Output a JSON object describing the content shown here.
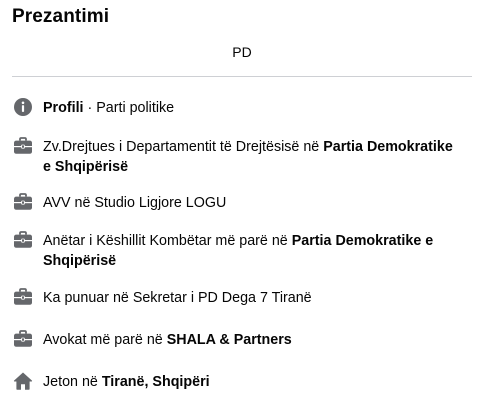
{
  "intro": {
    "title": "Prezantimi",
    "bio": "PD"
  },
  "items": [
    {
      "icon": "info-icon",
      "bold1": "Profili",
      "rest1": " · Parti politike"
    },
    {
      "icon": "briefcase-icon",
      "pre": "Zv.Drejtues i Departamentit të Drejtësisë në ",
      "org": "Partia Demokratike",
      "org2": "e Shqipërisë"
    },
    {
      "icon": "briefcase-icon",
      "text": "AVV në Studio Ligjore LOGU"
    },
    {
      "icon": "briefcase-icon",
      "pre": "Anëtar i Këshillit Kombëtar më parë në ",
      "org": "Partia Demokratike e",
      "org2": "Shqipërisë"
    },
    {
      "icon": "briefcase-icon",
      "text": "Ka punuar në Sekretar i PD Dega 7 Tiranë"
    },
    {
      "icon": "briefcase-icon",
      "pre": "Avokat më parë në ",
      "org": "SHALA & Partners"
    },
    {
      "icon": "home-icon",
      "pre": "Jeton në ",
      "org": "Tiranë, Shqipëri"
    }
  ],
  "colors": {
    "icon": "#65676b",
    "divider": "#ced0d4",
    "text": "#050505"
  }
}
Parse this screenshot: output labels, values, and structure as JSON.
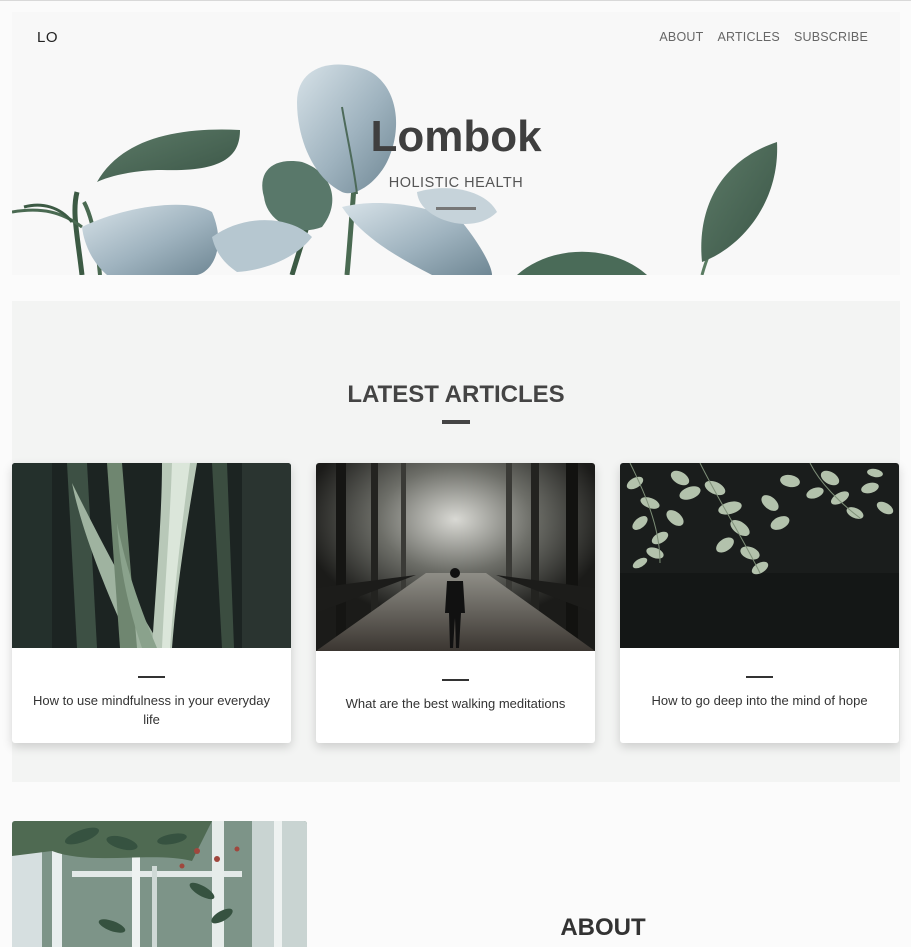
{
  "header": {
    "logo": "LO",
    "nav": [
      "ABOUT",
      "ARTICLES",
      "SUBSCRIBE"
    ]
  },
  "hero": {
    "title": "Lombok",
    "subtitle": "HOLISTIC HEALTH"
  },
  "latest": {
    "title": "LATEST ARTICLES",
    "articles": [
      {
        "title": "How to use mindfulness in your everyday life",
        "image": "tall-grass-leaves-photo"
      },
      {
        "title": "What are the best walking meditations",
        "image": "person-in-misty-forest-photo"
      },
      {
        "title": "How to go deep into the mind of hope",
        "image": "hanging-leaves-photo"
      }
    ]
  },
  "about": {
    "title": "ABOUT",
    "image": "greenhouse-photo"
  },
  "colors": {
    "accent": "#444444",
    "section_bg": "#f3f4f3",
    "leaf_green": "#4d6a58",
    "leaf_silver": "#a9bcc7"
  }
}
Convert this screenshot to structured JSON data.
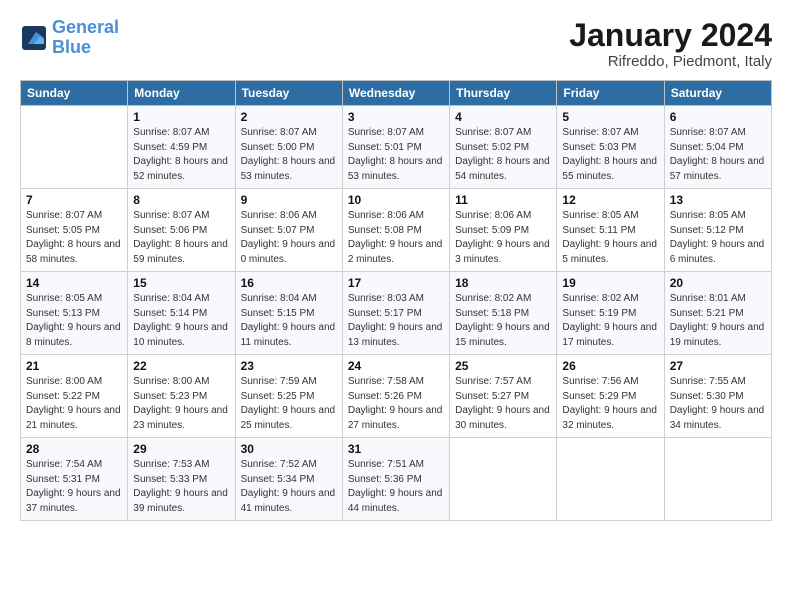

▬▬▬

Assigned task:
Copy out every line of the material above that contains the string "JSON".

Result of this task:
Output a JSON object describing the content shown here.
Parse this screenshot: output labels, values, and structure as JSON.
Convert this screenshot to structured JSON data.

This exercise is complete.